Cooking breakfast is a mission – but then so is cooking dinner. What's the deal? Do I have to do both or is one more important?
To start the day and give you the energy to function properly, you need around 20g of good quality protein – something 2-3 eggs will provide. A small breakfast simply won't cut it here – you'll be less than energised, and be hungry by 10am, setting yourself up to fail for the rest of the day. Morning 'fuel' is required to get the engine running. It makes sense to get used to eating a big breakfast. And the building block of a fantastic, nutritious big breakfast is the humble egg.
One egg provides 7g of protein, to say nothing of the satiating fat and nutrients in the yolk. Eggs contain every vitamin except vitamin C and are particularly high in vitamins A, D and B12 plus a huge complement of all the minerals too.
This is why we consider eggs a real superfood.
They also contain choline - a brain food/builder, brain-loving DHA and the all-important B12 – not present in any plant food. Yes, they contain a miniscule 0.21g of cholesterol, but pffft! We know this is not a problem and eggs (plural) are good to eat every single day! None of that "one egg a week" nonsense!
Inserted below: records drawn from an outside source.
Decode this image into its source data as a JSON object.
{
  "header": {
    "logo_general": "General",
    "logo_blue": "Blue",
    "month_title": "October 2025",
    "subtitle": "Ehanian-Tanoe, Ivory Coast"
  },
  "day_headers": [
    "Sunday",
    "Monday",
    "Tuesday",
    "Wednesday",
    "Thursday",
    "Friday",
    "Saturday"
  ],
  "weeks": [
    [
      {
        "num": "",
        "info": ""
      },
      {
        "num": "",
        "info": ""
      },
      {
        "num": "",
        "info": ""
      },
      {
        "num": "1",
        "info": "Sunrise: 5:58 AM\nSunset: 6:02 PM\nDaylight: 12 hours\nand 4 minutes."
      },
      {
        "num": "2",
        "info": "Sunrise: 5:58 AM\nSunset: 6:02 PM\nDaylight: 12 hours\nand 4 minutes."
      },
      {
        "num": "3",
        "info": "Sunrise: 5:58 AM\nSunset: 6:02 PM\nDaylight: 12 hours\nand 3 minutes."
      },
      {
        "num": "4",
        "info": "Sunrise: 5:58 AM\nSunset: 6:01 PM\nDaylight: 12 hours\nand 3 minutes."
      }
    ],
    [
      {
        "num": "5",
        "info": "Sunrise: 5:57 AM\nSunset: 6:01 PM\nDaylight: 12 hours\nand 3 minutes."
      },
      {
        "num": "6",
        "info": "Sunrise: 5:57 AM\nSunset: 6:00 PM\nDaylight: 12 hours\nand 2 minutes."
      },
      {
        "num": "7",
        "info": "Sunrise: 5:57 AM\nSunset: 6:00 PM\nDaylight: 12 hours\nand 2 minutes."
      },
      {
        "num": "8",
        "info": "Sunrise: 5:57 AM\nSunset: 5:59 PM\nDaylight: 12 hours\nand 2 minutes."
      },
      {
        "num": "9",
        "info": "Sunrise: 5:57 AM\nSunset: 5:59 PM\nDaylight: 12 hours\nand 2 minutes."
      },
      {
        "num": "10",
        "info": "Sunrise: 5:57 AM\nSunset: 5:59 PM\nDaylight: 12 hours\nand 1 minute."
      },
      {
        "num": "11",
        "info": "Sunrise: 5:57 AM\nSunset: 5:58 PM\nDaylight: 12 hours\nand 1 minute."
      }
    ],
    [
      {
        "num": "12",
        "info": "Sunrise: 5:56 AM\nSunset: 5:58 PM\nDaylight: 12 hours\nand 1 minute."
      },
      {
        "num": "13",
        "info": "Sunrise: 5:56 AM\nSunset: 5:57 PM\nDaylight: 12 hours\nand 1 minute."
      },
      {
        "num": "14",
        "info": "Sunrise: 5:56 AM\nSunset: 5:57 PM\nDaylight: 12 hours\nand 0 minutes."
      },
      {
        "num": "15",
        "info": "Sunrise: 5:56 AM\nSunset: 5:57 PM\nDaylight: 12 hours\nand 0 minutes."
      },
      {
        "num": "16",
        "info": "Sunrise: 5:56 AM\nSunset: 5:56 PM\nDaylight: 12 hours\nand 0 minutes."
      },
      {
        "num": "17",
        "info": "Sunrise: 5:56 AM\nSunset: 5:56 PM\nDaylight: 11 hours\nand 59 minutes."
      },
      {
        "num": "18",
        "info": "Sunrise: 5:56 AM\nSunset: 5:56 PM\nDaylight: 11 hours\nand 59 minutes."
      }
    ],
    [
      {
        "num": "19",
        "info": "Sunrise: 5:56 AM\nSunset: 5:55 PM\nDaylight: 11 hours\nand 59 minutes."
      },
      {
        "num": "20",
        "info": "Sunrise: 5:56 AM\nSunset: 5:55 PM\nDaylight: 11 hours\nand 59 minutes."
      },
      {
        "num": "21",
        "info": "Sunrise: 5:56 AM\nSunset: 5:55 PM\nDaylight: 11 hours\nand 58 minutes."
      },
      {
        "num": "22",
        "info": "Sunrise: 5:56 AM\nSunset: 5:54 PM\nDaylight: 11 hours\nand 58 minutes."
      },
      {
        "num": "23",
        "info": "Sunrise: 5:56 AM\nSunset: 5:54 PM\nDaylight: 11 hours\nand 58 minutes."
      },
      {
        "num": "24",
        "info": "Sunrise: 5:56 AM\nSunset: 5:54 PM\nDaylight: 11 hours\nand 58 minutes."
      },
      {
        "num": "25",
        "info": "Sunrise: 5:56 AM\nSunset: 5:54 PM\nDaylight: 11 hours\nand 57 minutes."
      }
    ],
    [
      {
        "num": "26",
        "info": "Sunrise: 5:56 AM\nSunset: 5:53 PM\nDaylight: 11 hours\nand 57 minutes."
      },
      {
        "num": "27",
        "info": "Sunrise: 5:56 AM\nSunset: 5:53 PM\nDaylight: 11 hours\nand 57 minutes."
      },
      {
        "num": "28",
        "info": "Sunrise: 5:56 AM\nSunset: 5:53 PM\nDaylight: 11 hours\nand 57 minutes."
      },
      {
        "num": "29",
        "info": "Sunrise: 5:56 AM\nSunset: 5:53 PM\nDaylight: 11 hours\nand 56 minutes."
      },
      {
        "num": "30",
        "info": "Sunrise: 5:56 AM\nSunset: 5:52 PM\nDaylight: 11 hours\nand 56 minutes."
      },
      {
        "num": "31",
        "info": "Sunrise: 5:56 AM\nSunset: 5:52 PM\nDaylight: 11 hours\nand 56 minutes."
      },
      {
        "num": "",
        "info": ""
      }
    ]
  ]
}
We tried that for 40 years without results. This is banting remember, we dance to a different tune. A tune that gets results and works for us.
The egg is seen as the 'gold standard' in high-quality protein, and one of the most versatile foods available, with almost all the goodness coming from the yolk (don't ever eat just that bland white again!) Add to this bacon, sausage or whatever else tastes delicious, and you probably won't give food a thought for another 5-6 hours, due to the amazing blood sugar balancing action eggs have. Blood sugar control is the real secret behind not being hungry. A big breakfast with a high protein and fat component keeps you full, so you won't want to eat again – maybe till dinner!
Cooking a big breakfast IS a slight mission – but aren't you worth it? Aren't your kids and significant other worth that extra half hour? Once you get used to it, it becomes easy as your routine becomes slicker. If necessary, get up earlier or plan ahead – it's like health insurance, and you'll have boundless energy all day. By the time dinner comes around, after a hard day, you won't need to sweat away over the stove for hours either. If you are doing the 'big breakfast small dinner' thing you'll be surprised how at night you won't want a big dinner.
On the flip side, skipping breakfast or having too small a breakfast will result in destabilised sugar levels and tiredness, snacking and lack of energy the rest of the day. The inevitable large meal in the evening you then feel you need to have, after a day of hunger, won't do anything to help with weight loss, good health or a good night's sleep. There are times you'll want to swop the two around – but for the most part the big breakfast will get your blood sugar and insulin doing all the right things for the rest of the day. Save big dinners for special occasions or celebrations.
Bottom line - a smaller dinner is a better idea than a big one – you don't need energy at night when your digestive system needs to rest and allow all the body's energy to be focused on repair
So a light supper or at least a smaller one – would be preferable to a large one. It's been shown too that eating a large breakfast and smaller supper results in greater weight loss over the long term.